1 orange and 1 red bell pepper, washed and diced

1/2 c. coconut milk

1 c. water

2 spring onions

7 white mushrooms, chopped

1 tbsp. Olive Oil

1 chili pepper-use only the bottom, sweeter half and chop

Salt and pepper to taste

Directions:

Heat olive oil in a pan over med-high heat. Add garlic, peppers, and mushrooms to sauté until softened. Chop tomatoes into medium sized cubes and add to the pan along with water, paprika, and tomato paste. Lower the heat to simmer, partly covered on medium heat. Allow the tomato’s to soften, the water to evaporate, and sauce to thicken until there are no more bubbles around the edge of the pan.

While that is happening, into a saucepot crumble your log of store-bought polenta. Add your half a cup of coconut oil and tablespoon of nutritional yeast. Cook on medium high, using a potato masher to further mash the polenta and coconut milk together into a thickened, grits- like consistency

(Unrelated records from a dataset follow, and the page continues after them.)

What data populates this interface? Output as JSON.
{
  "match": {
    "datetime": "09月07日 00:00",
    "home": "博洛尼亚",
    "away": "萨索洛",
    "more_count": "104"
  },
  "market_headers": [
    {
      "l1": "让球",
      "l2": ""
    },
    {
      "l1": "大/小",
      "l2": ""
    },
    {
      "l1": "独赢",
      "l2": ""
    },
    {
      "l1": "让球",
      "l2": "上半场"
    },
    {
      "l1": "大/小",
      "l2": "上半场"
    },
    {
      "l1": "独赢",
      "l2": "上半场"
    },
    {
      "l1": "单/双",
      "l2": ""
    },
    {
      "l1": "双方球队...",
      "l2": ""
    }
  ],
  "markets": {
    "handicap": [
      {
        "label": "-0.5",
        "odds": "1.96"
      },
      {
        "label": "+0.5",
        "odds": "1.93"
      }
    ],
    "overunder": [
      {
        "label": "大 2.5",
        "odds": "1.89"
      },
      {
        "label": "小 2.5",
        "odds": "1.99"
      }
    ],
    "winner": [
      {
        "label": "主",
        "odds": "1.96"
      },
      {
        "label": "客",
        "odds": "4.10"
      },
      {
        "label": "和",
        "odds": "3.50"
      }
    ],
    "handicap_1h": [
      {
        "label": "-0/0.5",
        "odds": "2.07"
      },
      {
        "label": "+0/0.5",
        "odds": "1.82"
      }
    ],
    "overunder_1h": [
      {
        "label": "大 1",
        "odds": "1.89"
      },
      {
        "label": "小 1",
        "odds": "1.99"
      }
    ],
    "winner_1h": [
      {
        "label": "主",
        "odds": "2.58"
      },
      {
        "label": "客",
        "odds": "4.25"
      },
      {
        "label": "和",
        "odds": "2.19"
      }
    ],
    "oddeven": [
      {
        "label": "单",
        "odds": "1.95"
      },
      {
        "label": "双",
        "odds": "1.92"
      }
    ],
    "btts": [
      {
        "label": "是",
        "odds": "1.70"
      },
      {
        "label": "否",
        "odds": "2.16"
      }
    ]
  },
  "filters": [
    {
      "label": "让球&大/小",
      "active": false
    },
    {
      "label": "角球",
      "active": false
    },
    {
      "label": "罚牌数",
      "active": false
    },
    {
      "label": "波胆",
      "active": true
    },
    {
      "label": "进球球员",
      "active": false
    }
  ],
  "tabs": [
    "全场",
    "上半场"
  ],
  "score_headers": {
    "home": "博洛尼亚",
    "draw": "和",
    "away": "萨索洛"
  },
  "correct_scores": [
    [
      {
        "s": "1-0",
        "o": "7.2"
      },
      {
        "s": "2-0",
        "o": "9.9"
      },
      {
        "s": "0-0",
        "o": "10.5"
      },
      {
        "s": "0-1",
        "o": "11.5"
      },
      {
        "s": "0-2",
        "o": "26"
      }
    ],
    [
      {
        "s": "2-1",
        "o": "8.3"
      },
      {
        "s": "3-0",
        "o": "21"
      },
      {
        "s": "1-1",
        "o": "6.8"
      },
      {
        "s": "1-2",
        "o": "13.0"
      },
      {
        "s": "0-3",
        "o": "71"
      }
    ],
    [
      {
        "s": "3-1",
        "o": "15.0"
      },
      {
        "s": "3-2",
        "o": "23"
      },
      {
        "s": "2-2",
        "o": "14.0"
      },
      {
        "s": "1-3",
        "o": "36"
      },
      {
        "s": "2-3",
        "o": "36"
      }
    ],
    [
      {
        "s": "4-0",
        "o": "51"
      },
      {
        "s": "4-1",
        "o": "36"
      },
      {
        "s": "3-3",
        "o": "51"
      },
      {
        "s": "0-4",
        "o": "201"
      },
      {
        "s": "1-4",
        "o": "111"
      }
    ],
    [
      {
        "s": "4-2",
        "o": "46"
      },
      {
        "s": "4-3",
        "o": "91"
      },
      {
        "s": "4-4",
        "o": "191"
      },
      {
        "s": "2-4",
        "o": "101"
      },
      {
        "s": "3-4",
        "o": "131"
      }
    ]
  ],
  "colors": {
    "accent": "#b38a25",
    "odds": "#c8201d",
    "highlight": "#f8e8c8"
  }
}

Once there are no longer any bubbles in your tomato sauce, spoon the polenta into the tomato sauce in oval shapes around the pan. It should be mimicking what an egg would look like if you were using eggs. One of the key components to Shakshuka is it’s red and yellow look. You can eat it with pieces of sliced up bread, warmed pita, Challah, or on its own. It’s a delicious and warm salad entrée.

Ten Ways I Show My Kids I Love Them

With Valentine’s Day around the corner we are thinking of showing our loved ones we care. Prior to having kids my husband and I went BIG on Valentine’s Day with special dates, dinners, and surprises. We agreed we had to, after all our last name is Amor.

Now with two little boys we try everyday to show we care and love them. As an attachment parent I truly believe in building a strong relationship and foundation of family is the essence of building self-esteem in kids. I want my boys to know that I have their back no matter what, and that I truly have their best interests at heart. Home should be a safe, nurturing space where my boys can relax and put their cares away.

1. I try to make one on one time with each boy. For my oldest it’s swim lessons every week, for my little guy it’s cuddling at bedtime.

2. I have dinner with them every day. We sit down at eat together.

3. I ask them about their day and listen to their answers.

4. I try to make time to do activities every day after school with them-time at the park or Gymboree, cooking together, cuddle and read a story before bed.

5. I tell them how much I love them and how special they are to me.

6. I give them small treats-a donut after swim, a printed coloring sheet I brought from work.

7. I apologize-if I lose my temper or make a mistake I say I’m sorry and talk to them about it.

8. I let them make choices:jeans or sweatpants; hotdogs or pizza for dinner-it shoes I respect their decisions and value them.

9. I start my day with a cuddle. When we first wake up we put on a cartoon and cuddle for 20 minutes. It’s the best way to start the day.

10. I try to challenge them at their own pace. Kids need to grow and develop but I don’t want my boys to have anxiety about new experiences. I recently weaned my youngest-it took 9 months. It felt like it never would happen! My oldest weaned in a matter of weeks! Different strokes for different folks.

Hug your littles and let them know they’re special this Valentine’s Day! Share how you make your kiddos feel loved in the comments below.